[Interface dataset entries]
.....

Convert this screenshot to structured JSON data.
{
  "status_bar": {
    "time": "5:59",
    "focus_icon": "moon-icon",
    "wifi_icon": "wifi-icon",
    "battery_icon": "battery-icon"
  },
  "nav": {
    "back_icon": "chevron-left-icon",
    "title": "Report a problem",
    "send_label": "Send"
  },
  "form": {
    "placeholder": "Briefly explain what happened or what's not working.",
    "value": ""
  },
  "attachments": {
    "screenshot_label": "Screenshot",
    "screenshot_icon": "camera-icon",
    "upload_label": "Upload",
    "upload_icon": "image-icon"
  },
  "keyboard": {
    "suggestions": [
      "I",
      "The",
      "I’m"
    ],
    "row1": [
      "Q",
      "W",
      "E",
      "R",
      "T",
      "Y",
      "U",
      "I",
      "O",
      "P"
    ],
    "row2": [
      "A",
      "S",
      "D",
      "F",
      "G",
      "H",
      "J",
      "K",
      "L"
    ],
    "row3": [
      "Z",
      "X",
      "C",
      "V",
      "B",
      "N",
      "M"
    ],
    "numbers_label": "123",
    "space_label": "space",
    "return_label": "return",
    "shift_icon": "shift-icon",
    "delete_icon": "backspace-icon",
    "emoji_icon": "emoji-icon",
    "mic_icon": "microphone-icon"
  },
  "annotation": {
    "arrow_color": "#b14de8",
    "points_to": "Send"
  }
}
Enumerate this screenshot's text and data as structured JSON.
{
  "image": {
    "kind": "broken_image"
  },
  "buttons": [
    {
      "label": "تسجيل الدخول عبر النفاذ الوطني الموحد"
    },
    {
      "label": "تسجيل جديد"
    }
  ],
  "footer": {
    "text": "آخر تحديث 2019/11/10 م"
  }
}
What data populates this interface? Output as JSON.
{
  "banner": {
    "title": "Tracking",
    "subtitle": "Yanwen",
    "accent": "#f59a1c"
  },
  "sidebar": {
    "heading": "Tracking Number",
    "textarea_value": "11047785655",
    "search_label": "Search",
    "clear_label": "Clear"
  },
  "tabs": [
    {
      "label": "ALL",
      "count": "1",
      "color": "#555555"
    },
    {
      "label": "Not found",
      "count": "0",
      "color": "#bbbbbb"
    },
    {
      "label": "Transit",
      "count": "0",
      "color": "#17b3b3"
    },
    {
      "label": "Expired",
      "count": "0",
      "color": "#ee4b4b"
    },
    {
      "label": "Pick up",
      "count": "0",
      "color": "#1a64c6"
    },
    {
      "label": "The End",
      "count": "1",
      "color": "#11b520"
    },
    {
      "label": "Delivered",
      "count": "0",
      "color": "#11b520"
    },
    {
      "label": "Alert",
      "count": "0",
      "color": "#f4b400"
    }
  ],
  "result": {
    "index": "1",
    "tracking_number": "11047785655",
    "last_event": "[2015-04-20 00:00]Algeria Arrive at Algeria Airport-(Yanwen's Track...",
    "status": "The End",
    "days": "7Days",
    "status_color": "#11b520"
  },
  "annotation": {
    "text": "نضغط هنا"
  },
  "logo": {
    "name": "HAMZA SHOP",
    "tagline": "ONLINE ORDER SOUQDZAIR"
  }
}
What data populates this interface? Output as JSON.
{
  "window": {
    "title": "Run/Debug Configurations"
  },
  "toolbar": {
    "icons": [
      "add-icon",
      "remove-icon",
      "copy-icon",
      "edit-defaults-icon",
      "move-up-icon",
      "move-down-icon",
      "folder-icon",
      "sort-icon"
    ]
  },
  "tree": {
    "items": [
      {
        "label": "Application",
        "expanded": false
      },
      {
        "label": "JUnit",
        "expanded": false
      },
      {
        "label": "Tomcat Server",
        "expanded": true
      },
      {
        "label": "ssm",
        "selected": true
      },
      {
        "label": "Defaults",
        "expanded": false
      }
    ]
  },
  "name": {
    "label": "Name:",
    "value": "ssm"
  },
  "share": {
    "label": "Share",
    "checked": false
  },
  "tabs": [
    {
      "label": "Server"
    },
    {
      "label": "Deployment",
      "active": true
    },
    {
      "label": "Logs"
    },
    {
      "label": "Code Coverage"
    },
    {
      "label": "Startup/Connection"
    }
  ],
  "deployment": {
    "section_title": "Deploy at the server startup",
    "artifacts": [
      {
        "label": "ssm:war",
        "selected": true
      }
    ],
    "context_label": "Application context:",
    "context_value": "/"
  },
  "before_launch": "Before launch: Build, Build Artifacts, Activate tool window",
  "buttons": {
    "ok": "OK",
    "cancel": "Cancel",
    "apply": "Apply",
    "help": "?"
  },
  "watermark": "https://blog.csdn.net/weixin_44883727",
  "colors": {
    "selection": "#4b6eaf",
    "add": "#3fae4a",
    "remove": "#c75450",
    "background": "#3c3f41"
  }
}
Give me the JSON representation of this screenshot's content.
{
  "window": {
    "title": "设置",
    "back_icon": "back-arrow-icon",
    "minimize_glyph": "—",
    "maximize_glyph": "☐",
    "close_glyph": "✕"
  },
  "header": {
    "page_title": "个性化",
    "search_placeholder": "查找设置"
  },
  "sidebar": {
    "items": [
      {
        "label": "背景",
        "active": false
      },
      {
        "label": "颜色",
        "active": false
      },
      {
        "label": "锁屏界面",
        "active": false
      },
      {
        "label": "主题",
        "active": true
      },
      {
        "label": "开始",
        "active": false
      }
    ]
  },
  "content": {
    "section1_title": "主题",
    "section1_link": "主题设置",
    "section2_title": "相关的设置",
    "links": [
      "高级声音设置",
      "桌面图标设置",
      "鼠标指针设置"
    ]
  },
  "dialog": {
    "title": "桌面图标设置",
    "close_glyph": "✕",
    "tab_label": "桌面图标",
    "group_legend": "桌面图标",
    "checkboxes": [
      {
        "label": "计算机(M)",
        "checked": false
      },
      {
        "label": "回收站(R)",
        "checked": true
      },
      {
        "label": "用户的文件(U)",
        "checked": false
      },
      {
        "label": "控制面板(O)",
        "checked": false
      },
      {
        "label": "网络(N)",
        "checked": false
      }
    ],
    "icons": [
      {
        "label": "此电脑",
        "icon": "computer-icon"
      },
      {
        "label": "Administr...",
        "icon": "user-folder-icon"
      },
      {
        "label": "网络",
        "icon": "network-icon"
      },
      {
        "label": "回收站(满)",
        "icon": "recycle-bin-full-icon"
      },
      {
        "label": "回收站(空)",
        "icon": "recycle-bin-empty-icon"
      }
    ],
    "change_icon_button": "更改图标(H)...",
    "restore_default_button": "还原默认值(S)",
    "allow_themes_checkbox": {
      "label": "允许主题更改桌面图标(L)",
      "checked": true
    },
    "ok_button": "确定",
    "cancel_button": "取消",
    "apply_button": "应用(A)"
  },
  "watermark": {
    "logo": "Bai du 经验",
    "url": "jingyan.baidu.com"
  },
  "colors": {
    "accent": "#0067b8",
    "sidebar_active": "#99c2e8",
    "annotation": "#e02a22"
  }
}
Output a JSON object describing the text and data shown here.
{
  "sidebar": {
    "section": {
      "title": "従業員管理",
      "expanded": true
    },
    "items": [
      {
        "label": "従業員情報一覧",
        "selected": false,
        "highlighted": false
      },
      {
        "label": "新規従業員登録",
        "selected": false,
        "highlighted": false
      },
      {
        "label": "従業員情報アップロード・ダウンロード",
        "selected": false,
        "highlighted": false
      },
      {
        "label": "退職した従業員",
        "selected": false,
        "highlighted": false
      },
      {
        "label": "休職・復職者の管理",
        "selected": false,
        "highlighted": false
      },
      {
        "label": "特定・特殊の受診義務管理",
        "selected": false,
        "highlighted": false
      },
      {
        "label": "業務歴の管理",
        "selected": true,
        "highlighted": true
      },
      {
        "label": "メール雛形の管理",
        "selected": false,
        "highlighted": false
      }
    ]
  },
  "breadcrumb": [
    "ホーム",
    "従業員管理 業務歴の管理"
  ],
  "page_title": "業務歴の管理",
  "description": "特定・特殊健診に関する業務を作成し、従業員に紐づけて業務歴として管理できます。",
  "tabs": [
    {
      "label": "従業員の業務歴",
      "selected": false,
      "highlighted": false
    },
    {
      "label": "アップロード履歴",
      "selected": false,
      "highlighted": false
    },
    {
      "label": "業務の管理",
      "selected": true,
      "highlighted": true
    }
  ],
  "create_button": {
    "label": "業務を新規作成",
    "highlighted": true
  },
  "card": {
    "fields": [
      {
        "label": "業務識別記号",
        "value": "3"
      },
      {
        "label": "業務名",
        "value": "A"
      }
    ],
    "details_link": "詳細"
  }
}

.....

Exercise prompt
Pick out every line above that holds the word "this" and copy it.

Answer to the exercise
Convert this screenshot to structured JSON data.
Enumerate this screenshot's text and data as structured JSON.
What data populates this interface? Output as JSON.
What data populates this interface? Output as JSON.
Give me the JSON representation of this screenshot's content.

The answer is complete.